Alongside Michelangelo, Raffaello Sanzio da Urbino is another noteworthy Italian Renaissance painter and architect. Simply known as Raphael – maybe he started the one-name trend that so many celebrities use today – the Vatican Museums house numerous works by this legendary artist. In fact, he has four rooms within the museum’s walls known as Raphael’s Rooms. Pope Julius II made these rooms his home from 1503 to 1513, as did many of his successors after his reign. You will be amazed at the artistic and architectural wonder held within Raphael’s Rooms as you wander through the Vatican Museum.
Numerous Art Galleries
If you aren’t in sensory overload yet, and believe me, I was, you still have numerous art galleries within the Vatican Museums to visit. The Vatican Museums are home to artwork dating centuries old through contemporary modern art by some of today’s greatest masters. The Collection of Modern and Contemporary Religious Art is Pope John Paul II’s contribution to the beauty held inside the Vatican Museums. Those looking for more classic pieces will be taken into centuries-old works by Caravaggio, da Vinci, Giotto, Lippi, and Perugino in the Pinacoteca Vaticana gallery. If sculpture is your thing, don’t worry, you have plenty of sculpture galleries to peruse as well!
Galleries of Tapestries and Maps
Dating back to the 15th and 16th centuries, the Vatican Museum’s Gallery of Tapestries and Gallery of Maps offers visitors a unique experience in appreciating some different forms of art. The Gallery of Tapestries houses some of the most detailed and beautiful tapestries the world has seen, with many of the pieces restored, or currently being restored, by nuns every day. The Gallery of Maps is the world’s largest pictorial study in geography. It displays various topographical and historical maps of Italy throughout the centuries, in a room with walls painted by Ignazio Danti of Perugia.
Etruscan and Egyptian Museums
The Vatican Museums aren’t just a place to find world-renowned artwork. They also house architectural treasures of both the Etruscan and Egyptian people. The Etruscan people are a bit of a mystery. This ancient civilization was not documented very well throughout history. You can piece together some of their culture, however, by viewing the collection of bronzes, sarcophagi, and vases inside the Vatican Museum walls; and, although we know a lot about the Ancient Egyptians, you should still take the time to look at a nifty reproduction of the Book of the Dead, the papyruses, and the animal mummies on display in the Egyptian Museum.
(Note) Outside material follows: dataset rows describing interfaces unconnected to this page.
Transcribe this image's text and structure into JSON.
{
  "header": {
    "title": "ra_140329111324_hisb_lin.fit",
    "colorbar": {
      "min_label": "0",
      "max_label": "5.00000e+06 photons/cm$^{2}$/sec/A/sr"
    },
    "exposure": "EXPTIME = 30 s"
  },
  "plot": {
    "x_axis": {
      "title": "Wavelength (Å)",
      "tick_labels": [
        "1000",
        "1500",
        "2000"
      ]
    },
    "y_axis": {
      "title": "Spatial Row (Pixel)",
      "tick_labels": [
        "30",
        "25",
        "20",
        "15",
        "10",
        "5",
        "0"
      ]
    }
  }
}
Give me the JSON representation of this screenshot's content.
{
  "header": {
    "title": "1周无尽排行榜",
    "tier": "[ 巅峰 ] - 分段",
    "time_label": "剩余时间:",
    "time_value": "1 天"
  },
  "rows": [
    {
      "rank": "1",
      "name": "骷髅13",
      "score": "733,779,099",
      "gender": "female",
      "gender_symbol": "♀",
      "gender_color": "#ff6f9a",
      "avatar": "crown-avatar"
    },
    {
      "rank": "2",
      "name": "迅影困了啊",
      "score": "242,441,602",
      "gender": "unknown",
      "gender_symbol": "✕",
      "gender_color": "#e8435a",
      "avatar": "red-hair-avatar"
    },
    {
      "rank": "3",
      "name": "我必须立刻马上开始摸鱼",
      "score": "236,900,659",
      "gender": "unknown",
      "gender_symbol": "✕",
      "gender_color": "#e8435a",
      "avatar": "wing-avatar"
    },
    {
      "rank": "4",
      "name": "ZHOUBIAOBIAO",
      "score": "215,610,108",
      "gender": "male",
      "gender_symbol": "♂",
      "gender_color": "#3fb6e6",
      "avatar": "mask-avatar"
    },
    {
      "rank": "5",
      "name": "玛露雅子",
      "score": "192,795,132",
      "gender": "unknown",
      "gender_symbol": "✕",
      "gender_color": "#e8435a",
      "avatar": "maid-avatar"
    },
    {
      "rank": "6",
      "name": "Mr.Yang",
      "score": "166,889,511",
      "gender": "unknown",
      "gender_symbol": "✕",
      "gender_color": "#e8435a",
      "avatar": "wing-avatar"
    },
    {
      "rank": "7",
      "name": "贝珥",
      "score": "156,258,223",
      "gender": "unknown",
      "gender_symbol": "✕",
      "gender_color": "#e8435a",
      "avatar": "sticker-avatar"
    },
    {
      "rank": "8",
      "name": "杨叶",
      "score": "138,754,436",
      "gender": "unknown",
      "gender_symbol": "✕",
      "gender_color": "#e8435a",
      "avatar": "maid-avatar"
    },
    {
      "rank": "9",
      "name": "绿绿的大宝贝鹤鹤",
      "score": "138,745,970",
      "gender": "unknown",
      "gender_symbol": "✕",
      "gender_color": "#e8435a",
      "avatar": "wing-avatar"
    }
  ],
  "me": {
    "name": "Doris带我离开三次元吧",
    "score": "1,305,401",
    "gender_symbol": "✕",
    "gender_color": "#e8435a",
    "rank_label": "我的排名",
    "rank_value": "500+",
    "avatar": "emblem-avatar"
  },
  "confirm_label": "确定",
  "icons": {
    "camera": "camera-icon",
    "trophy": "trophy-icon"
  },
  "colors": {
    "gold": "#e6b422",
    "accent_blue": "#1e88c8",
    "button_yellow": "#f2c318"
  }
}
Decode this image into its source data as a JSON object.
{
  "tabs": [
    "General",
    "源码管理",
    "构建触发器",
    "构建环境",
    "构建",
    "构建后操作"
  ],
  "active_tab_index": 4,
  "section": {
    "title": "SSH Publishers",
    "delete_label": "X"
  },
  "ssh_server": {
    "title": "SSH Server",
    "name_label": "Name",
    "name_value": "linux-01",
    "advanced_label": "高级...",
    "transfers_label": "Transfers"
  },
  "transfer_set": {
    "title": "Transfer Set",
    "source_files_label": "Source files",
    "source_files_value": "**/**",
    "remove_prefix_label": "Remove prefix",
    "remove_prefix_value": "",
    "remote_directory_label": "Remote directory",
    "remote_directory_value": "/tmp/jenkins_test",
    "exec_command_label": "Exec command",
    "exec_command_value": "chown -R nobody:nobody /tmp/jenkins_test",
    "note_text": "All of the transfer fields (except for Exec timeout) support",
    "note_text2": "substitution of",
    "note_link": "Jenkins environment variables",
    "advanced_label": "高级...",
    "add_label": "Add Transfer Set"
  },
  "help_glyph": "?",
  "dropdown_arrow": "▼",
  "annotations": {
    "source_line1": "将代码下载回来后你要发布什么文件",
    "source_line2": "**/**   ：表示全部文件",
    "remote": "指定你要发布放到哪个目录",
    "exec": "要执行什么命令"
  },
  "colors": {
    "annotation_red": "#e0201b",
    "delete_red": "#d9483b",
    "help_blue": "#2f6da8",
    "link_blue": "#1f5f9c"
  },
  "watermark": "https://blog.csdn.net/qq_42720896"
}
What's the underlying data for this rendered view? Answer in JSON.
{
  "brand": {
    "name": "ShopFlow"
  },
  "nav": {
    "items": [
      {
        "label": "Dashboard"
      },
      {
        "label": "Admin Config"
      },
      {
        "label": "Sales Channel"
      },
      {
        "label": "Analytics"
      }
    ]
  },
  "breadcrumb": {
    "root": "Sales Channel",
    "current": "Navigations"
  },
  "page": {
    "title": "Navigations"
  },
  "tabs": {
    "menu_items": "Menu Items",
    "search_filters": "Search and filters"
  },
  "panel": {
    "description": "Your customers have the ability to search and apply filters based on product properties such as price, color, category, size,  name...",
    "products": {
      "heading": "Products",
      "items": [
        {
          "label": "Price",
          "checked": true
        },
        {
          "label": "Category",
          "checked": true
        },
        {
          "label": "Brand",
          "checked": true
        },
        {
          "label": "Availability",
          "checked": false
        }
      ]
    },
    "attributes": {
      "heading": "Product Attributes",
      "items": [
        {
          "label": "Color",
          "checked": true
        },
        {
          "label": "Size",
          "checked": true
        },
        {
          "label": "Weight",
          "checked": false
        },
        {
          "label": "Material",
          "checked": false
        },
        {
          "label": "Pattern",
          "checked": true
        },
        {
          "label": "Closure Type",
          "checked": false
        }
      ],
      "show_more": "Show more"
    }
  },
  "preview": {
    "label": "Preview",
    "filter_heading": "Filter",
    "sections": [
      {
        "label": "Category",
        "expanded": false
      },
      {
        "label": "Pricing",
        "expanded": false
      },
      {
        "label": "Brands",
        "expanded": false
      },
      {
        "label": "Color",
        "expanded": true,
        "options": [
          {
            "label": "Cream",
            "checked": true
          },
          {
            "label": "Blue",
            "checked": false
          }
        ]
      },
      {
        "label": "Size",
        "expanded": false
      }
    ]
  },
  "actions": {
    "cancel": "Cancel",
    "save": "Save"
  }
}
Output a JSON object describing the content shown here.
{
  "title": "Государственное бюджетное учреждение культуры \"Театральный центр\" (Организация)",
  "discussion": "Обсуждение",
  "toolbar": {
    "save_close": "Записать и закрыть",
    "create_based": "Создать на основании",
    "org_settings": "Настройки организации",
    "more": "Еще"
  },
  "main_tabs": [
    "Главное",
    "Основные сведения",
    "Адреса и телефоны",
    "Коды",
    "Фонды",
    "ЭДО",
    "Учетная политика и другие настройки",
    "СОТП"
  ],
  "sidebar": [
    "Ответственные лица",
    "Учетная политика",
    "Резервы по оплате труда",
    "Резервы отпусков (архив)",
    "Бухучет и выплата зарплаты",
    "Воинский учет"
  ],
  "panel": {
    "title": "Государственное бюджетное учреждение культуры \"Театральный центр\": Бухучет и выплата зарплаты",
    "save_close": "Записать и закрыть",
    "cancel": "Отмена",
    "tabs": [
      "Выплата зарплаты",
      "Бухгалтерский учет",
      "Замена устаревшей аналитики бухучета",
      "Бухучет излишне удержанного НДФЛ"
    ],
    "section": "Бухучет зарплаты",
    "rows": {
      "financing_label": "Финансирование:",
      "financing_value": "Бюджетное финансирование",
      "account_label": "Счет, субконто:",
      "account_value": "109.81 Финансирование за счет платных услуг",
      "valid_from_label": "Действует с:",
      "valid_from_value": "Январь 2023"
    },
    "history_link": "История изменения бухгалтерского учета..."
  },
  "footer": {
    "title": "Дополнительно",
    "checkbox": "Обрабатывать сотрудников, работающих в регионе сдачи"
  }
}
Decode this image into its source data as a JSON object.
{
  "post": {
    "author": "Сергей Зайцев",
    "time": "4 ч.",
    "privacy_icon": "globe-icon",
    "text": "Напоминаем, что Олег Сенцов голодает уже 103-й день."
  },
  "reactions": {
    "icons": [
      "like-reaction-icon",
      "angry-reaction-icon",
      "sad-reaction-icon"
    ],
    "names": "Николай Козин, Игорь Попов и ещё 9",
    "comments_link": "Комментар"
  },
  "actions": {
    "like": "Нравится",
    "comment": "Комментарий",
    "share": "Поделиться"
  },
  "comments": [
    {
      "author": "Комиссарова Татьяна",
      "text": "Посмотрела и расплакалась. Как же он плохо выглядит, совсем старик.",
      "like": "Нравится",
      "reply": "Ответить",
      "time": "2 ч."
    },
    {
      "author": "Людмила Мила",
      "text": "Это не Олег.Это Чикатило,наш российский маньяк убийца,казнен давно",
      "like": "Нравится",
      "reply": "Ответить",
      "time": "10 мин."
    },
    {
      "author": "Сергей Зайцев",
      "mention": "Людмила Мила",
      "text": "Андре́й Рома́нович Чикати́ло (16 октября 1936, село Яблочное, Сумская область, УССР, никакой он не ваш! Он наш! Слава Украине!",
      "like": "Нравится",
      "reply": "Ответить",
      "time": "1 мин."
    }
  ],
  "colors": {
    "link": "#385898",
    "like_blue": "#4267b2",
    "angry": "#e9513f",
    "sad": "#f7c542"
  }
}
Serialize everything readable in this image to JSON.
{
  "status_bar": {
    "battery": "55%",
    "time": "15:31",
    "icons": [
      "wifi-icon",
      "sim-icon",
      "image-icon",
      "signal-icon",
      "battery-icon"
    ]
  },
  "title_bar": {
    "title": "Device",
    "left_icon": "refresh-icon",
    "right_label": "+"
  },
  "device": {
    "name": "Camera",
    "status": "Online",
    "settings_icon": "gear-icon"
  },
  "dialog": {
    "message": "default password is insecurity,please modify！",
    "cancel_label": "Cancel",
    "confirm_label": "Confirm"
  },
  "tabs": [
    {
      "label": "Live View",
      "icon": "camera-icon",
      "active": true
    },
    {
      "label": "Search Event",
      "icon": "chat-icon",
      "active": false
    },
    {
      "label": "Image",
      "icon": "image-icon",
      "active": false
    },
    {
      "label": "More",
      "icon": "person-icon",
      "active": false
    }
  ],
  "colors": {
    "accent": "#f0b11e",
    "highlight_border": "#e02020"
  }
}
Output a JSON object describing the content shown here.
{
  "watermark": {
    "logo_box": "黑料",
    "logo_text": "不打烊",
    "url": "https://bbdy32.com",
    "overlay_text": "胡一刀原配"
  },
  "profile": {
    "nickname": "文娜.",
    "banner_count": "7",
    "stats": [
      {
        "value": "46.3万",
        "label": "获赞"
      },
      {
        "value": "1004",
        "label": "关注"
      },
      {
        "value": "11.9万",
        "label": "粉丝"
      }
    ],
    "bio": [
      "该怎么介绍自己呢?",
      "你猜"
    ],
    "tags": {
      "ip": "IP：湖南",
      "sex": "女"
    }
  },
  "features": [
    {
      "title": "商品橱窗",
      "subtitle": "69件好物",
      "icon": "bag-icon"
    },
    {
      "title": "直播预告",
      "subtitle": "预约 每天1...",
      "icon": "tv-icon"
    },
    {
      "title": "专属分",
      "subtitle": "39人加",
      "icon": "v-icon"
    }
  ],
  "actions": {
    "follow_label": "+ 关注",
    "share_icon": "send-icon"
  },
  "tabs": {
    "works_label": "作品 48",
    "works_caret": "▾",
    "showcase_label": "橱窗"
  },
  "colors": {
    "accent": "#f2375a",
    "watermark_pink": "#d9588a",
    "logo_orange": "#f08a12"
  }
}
The Vatican Gardens
Once you’ve had your fill of architectural and artistic beauty, it’s time to walk outside and wander through the Vatican Gardens. These gardens extend up to Vatican Hill, covering approximately 57 acres of land space. Much like the rest of Vatican City’s historical sites, the Vatican Gardens date back to the Renaissance and Baroque periods. Here’s the tricky part, however; no tour of Vatican City is complete without a peek at its famous gardens, but they are pretty picky about who gets to visit when. The Vatican Gardens are not open to the public, but you may book a guided tour. Do so in advance, however, because the tours are limited.
This is the end of our guided tour of Vatican City. I hope you that book a trip to see the real thing! It’s truly worth the time to spend in this amazing little walled-off section of the world. Keep in mind when you are there that this is a very sacred place. The grounds are hallowed and blessed. Be respectful of the Vatican City rules and absorb all there is the public is allowed to see in this amazing place without getting into trouble with the Vatican Guard!